Tranexamic acid (TXA) is an antifibrinolytic agent that reduces bleeding in a multitude of clinical settings from postpartum hemorrhage to trauma. TXA may have clinical effects unrelated to bleeding; plasminogen, the target of TXA, alters immune responses, and TXA appears to decrease the risk of infection in patients undergoing cardiac surgery, as well as joint arthroplasty.

OBJECTIVES:

To address whether TXA alters rates of infection and inflammatory outcomes in patients with hematologic malignancies.

METHODS:

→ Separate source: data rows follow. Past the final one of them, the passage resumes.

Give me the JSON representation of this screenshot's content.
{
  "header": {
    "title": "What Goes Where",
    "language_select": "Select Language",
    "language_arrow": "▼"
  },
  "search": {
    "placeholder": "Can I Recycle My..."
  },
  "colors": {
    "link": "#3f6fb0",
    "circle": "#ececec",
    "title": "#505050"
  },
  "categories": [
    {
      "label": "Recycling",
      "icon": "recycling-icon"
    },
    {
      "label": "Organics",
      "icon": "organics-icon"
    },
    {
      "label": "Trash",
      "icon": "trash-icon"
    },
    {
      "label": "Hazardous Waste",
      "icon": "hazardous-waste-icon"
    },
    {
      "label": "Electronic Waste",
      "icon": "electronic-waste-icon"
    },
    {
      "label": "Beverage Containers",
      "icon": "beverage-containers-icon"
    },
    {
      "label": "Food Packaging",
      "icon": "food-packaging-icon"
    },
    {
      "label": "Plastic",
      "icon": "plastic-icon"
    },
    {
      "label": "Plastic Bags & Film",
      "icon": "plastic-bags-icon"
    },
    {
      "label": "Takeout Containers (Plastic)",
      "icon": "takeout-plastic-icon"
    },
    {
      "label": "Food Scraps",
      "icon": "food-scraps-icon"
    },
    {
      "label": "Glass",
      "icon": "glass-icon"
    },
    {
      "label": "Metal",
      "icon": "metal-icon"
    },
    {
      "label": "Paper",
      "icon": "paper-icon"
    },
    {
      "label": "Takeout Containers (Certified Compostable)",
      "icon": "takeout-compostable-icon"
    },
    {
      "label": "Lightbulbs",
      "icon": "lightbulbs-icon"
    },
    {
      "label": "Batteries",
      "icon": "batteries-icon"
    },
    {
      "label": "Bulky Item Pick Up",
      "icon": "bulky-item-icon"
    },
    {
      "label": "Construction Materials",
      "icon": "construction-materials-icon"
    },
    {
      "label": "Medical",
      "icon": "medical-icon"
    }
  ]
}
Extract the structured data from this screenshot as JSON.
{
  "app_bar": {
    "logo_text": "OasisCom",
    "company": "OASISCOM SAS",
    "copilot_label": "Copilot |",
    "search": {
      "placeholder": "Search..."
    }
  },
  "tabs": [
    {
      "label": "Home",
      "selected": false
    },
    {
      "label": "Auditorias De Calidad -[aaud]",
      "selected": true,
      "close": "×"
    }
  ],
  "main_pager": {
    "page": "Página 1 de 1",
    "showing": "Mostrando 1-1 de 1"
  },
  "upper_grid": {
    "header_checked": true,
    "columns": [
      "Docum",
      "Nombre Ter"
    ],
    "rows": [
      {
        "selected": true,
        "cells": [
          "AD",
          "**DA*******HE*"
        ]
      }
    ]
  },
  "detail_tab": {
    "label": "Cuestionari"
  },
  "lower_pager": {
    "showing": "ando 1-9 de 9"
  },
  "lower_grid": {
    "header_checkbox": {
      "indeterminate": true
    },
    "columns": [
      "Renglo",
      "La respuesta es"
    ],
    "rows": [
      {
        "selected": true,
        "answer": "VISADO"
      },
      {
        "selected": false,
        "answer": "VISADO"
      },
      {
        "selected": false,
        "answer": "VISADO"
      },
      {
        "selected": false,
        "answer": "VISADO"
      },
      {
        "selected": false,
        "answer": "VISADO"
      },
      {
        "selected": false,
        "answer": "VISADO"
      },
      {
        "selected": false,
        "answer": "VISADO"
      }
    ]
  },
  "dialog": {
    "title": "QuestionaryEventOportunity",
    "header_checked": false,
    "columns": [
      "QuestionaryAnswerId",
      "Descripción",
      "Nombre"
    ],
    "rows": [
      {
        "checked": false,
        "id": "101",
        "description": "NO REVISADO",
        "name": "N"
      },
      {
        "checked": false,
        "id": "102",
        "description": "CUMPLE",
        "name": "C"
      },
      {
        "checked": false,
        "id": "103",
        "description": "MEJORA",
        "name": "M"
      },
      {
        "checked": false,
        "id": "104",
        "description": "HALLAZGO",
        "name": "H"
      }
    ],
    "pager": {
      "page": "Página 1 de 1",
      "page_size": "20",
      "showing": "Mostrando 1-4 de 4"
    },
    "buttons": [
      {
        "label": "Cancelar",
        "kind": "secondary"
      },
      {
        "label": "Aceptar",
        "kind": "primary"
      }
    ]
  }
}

We performed a post hoc analysis of outcomes of patients randomized to receive either TXA or placebo in the double-blinded, multicenter American Trial to Evaluate Tranexamic Acid Therapy in Thrombocytopenia (Clinicaltrials.gov identifier: NCT02578901).

RESULTS:

TXA did not change the overall rate of infections, but the rate of severe infections (Common Toxicology Criteria for Adverse Events grade 3+) was lower in patients who received TXA compared with the placebo group. Patients who experienced grade 3+ infections had higher rates of World Health Organization grade 2+ bleeding and red blood cell transfusion requirements than patients who did not experience a grade 3+ infection, irrespective of treatment group. TXA did not impact other inflammatory outcomes such as mucositis, rash, or graft vs host disease.

CONCLUSION:

Patients with hematologic malignancies who received TXA had less severe infections than those who received placebo with no difference in overall rate of infection or other inflammatory outcomes. Further investigation is needed on the impact of TXA on infections in this population.